The Slippery Rock Gorge Trail is a six-mile trail (12.5 miles roundtrip) that runs primarily along Slippery Rock Creek. Starting from the same parking lot as the trail to Hell’s Hollow Falls, the trail passes through some of the most beautiful scenery in all of the park, including secluded portions of the gorge.
The trail ends at Eckert Bridge, where you can extend the hike even further by adding a hike on the equally beautiful Kildoo Trail.
The Slippery Rock Trail is also part of the 4,600-mile North Country Trail which passes through the park on its route from New York to North Dakota.
Grindstone Falls is possibly the least-known waterfall in the park. Located along Grindstone Run, there are no official trails that run to the waterfall. However, a surprisingly well-established path runs from a water tower on Mountville Road directly to the waterfall.
Grindstone Falls isn’t overly tall, probably 10 feet in height at the most, but is a scenic and peaceful spot for those looking to get away from the crowds that can be present at other areas of the park.
Kildoo Falls is another hidden waterfall in McConnells Mill State Park. Located under Kildoo Bridge near the historic mill and covered bridge, Kildoo Falls reminded me of Adams Falls in Linn Run State Park. That’s because both waterfalls typically have a thin stream or two of water flowing off a cliff face with a small area behind the falls.
It should be noted that Kildoo Falls is another dangerous area and the rocks here can be quite slippery. If you visit the falls, use extreme caution and don’t attempt to climb the rocks around the falls themselves.
White Water Boating
Slippery Rock Creek is a waterway known for its Class II and III rapids and is a popular spot for white water boating. While no operators currently offer public trips here (you’ll have to go to Ohiopyle State Park for that), those with experience and their own kayak can often be found tackling the creek.
The most popular white water run on Slippery Rock Creek starts at the Route 422 bridge north of the park and continues to Harris Bridge. Note that if you are boating the creek, a portage is required around the dam at McConnell’s Mill, and running it is illegal.

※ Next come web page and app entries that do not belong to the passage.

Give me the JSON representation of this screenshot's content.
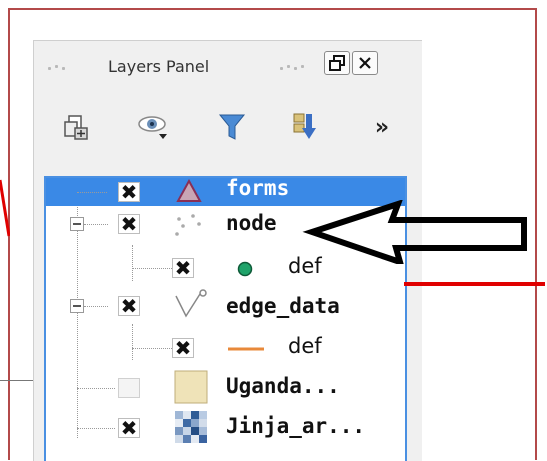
{
  "panel": {
    "title": "Layers Panel",
    "window_buttons": [
      {
        "name": "float-button",
        "glyph": "🗗"
      },
      {
        "name": "close-button",
        "glyph": "✕"
      }
    ]
  },
  "toolbar": {
    "items": [
      {
        "name": "add-group-icon"
      },
      {
        "name": "visibility-icon"
      },
      {
        "name": "filter-icon"
      },
      {
        "name": "expand-all-icon"
      },
      {
        "name": "overflow-icon",
        "glyph": "»"
      }
    ]
  },
  "layers": [
    {
      "name": "forms",
      "checked": true,
      "selected": true,
      "icon": "polygon-icon",
      "indent": 0
    },
    {
      "name": "node",
      "checked": true,
      "selected": false,
      "icon": "points-icon",
      "indent": 0,
      "expanded": true
    },
    {
      "name": "def",
      "checked": true,
      "selected": false,
      "icon": "green-circle-icon",
      "indent": 1,
      "style": "plain"
    },
    {
      "name": "edge_data",
      "checked": true,
      "selected": false,
      "icon": "line-icon",
      "indent": 0,
      "expanded": true
    },
    {
      "name": "def",
      "checked": true,
      "selected": false,
      "icon": "orange-line-icon",
      "indent": 1,
      "style": "plain"
    },
    {
      "name": "Uganda...",
      "checked": false,
      "selected": false,
      "icon": "raster-tan-icon",
      "indent": 0
    },
    {
      "name": "Jinja_ar...",
      "checked": true,
      "selected": false,
      "icon": "raster-blue-icon",
      "indent": 0
    }
  ],
  "check_glyph": "✖",
  "colors": {
    "selection": "#3a89e6",
    "annotation_red": "#e00000",
    "tree_border": "#4a90e2"
  }
}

Do you have other favorite things to do at McConnells Mill State Park? Let us know in the comments section below.
Check out our map below for other nearby things to do.